◆ **Exercise**
The lines needed are those below that contain the word "JSON"; copy each one.
★ ★ ★ ★ ★ ★ ★
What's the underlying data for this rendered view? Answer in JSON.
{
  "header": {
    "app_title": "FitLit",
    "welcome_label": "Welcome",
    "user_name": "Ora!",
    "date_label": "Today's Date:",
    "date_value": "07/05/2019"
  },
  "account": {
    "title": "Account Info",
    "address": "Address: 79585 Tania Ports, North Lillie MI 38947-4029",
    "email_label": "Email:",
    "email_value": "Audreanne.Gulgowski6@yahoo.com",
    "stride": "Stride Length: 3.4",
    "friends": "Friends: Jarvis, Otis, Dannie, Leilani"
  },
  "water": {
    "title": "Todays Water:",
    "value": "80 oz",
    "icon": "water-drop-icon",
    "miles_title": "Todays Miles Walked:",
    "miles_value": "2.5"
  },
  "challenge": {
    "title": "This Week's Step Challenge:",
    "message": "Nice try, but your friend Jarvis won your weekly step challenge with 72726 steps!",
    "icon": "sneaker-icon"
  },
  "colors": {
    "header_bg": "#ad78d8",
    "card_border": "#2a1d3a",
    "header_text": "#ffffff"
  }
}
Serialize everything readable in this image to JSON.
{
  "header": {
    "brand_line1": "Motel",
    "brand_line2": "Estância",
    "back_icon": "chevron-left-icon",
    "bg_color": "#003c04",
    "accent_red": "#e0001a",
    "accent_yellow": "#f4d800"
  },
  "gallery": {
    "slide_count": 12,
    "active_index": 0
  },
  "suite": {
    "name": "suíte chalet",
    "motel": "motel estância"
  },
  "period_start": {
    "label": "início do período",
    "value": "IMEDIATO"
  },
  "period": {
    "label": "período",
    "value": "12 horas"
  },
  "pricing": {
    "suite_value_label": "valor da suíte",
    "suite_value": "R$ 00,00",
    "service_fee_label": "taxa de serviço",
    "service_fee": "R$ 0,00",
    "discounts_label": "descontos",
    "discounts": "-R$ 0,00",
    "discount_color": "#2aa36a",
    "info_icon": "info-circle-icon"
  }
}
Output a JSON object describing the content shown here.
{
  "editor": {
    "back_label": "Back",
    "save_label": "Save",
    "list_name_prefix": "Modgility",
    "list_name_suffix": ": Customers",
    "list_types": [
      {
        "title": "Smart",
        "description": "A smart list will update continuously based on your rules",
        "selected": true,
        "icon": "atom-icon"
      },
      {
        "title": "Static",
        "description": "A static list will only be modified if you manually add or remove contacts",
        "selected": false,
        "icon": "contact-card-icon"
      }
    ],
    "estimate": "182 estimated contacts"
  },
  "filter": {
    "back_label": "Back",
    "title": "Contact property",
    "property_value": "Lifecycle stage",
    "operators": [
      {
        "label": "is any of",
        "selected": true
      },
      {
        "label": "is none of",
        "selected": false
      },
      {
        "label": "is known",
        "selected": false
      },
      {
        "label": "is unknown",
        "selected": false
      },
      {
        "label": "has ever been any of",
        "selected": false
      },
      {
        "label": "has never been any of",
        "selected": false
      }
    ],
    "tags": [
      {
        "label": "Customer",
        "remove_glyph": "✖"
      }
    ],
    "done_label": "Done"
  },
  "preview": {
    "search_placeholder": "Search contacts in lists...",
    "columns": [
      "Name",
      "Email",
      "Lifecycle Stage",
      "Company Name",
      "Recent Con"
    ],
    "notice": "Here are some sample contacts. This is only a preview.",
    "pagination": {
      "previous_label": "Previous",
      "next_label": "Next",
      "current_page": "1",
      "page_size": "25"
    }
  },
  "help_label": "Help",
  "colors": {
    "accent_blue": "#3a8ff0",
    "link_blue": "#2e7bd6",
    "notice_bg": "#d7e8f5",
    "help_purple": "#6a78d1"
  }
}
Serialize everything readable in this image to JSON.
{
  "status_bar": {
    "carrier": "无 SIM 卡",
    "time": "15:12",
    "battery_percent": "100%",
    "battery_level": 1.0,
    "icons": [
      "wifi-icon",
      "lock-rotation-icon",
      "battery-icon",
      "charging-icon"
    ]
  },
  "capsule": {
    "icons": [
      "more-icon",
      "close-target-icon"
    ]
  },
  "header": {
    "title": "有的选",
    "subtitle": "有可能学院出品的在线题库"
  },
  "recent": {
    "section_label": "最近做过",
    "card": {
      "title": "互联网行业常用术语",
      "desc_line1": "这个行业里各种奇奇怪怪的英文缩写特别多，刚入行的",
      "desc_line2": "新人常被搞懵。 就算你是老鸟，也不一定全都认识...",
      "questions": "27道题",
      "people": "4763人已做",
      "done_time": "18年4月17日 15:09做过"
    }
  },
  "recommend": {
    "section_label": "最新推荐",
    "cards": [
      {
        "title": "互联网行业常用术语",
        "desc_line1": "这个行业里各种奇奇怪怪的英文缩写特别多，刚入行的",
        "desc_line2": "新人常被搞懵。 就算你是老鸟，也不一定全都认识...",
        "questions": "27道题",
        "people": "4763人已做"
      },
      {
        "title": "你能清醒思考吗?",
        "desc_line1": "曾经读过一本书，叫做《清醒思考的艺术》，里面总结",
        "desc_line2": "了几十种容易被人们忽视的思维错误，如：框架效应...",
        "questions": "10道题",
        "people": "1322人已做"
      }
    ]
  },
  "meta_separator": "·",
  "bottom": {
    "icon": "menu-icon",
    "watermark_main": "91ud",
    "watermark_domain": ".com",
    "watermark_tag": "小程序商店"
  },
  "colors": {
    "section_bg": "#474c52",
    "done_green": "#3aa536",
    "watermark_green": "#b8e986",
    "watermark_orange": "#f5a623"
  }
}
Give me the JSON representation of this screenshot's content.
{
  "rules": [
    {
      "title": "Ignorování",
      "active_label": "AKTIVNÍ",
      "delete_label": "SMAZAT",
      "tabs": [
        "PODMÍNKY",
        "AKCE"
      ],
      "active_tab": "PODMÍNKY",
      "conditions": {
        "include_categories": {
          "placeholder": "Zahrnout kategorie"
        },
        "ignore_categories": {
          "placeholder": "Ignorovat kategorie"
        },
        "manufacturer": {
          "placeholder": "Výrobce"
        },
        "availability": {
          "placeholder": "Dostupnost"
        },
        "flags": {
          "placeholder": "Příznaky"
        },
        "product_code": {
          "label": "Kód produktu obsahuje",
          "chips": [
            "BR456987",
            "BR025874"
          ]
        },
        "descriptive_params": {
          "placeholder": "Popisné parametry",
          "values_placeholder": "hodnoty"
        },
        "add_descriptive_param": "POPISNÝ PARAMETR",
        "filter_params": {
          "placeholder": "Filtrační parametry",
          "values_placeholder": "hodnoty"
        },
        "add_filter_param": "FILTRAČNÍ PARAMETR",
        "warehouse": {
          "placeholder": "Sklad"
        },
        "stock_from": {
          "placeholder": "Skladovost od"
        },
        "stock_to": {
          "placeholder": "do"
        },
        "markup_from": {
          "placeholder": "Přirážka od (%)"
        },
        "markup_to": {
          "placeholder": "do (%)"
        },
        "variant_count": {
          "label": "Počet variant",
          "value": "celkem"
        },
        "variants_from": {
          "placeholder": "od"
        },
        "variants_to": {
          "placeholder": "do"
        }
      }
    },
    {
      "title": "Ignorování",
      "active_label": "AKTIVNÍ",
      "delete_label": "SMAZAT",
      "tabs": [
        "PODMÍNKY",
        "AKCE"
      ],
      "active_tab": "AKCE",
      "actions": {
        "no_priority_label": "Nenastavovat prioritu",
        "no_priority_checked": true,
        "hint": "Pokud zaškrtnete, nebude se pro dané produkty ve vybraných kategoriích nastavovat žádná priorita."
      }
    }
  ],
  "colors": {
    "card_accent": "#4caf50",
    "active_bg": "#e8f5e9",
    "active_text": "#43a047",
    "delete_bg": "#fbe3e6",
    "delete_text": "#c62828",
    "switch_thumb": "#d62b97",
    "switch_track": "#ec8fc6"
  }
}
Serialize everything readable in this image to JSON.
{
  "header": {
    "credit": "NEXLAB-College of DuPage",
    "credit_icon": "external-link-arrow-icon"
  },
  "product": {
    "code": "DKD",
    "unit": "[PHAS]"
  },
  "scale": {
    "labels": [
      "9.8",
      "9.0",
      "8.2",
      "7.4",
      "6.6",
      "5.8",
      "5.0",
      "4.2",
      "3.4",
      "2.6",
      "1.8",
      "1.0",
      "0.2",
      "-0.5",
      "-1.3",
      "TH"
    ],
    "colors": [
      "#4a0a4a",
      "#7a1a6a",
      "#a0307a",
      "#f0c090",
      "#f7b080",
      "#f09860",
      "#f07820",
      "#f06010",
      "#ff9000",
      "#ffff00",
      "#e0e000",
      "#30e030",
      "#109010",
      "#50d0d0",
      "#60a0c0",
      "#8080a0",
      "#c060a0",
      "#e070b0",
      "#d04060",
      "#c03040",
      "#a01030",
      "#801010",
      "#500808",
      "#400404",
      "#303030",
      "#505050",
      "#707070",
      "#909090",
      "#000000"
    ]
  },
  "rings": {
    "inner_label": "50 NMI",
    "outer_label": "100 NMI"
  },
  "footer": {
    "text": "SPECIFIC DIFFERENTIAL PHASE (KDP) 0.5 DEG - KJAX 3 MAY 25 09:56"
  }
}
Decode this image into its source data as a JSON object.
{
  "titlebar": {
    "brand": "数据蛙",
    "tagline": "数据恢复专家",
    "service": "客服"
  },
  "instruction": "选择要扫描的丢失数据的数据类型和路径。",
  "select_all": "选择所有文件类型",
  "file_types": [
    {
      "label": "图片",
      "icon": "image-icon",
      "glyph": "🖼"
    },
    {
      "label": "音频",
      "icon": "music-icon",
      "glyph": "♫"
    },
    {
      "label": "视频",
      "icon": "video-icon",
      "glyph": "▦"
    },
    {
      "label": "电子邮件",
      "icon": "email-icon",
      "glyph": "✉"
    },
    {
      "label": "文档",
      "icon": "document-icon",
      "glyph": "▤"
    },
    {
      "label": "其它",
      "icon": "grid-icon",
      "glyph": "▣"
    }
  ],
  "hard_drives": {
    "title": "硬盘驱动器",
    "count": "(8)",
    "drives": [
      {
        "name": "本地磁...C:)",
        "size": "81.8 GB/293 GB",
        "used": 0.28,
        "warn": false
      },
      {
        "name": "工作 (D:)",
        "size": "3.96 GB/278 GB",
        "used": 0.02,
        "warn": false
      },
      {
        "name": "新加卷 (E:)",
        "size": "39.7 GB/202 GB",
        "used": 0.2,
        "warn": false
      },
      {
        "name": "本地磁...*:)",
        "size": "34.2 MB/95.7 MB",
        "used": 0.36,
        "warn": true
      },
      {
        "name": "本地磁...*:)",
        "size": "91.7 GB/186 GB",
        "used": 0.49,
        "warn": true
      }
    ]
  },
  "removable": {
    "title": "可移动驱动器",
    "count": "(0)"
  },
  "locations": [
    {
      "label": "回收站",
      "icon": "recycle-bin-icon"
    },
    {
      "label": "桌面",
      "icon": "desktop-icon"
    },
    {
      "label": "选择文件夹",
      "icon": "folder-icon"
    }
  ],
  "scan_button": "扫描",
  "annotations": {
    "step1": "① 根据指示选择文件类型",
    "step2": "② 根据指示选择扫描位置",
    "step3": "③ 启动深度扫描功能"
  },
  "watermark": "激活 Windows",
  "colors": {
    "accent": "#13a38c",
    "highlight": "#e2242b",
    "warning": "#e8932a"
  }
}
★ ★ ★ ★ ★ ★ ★
◆ **Answer to the exercise**
What's the underlying data for this rendered view? Answer in JSON.
Serialize everything readable in this image to JSON.
Output a JSON object describing the content shown here.
Serialize everything readable in this image to JSON.
Give me the JSON representation of this screenshot's content.
Serialize everything readable in this image to JSON.
Decode this image into its source data as a JSON object.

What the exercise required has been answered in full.